{
 for (int it = 0; it < InputComponent->AxisBindings.Num(); it++)
 {
  if (InputComponent->GetActionBinding(it).ActionName == BindName)
  {
   InputComponent->RemoveActionBinding(it);
  }
 }
}

Just an FYI, I’ve shipped 3 projects where the player can possess can multiple pawns at will. We handled it similarly as the OP outlined:

  • all key bindings take place in the player controller (makes sense because it represents the player’s will)
  • all pawns handle (or ignore) a set of commands passed into them by the player controller

So when the player holds down the TurnLeft() keybind:

PlayerController->TurnLeft()->CurrentlyPossessedPawn->TurnLeft()

Works well. Really nice having all binds in one spot. Your controllable pawns can either be a class hierarchy or implement a “Controllable” interface.

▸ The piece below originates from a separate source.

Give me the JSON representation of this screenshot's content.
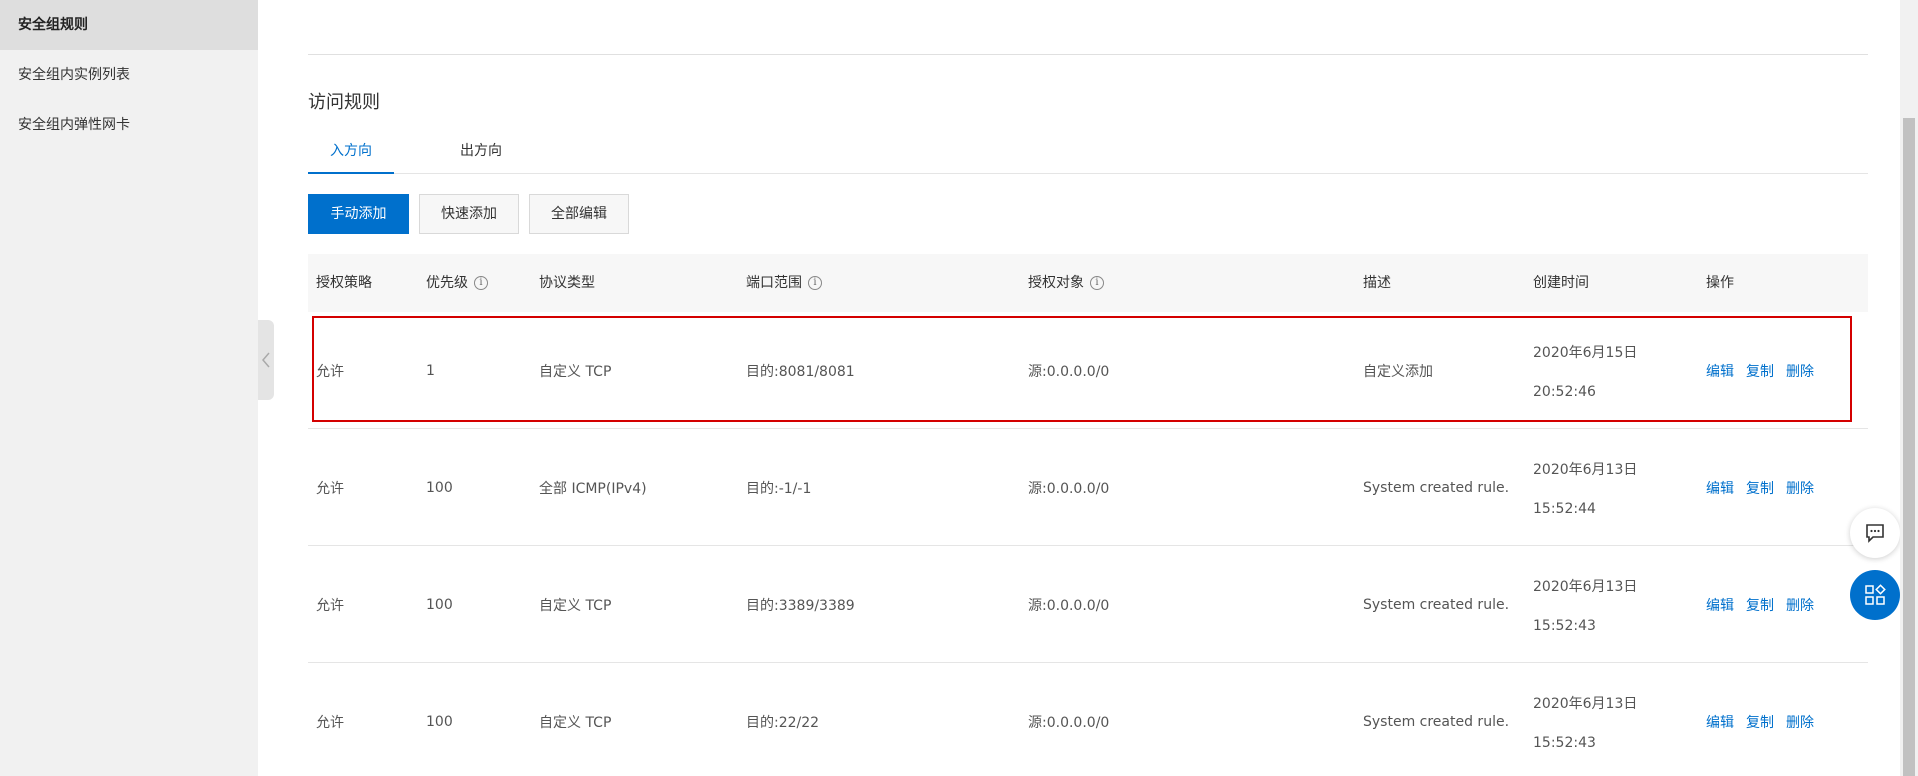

Either way works. :cool:

It’s up to you guys, but seems like poor design to me. It adds an artificial dependency between the pawn and the controller, and adds unnecessary layers of function calls and additional checks that need to be done.

What do you do in the case where you have a ‘FireWeapon’ command for example. Characters might implement that, but Spectators likely won’t. Now in the player controller you have to add more code paths depending on what the player is possessing. This can quickly get messy.

I stand by my advice - handle pawn-specific bindings in the pawn itself inside APawn::SetupPlayerInputComponent(). That gives the most flexibility, requires the least code, and as you switch between pawns, the bindings are automatically handled for you. There’s a reason that function exists. If you need subclasses to change input behaviour then make the bindings virtual.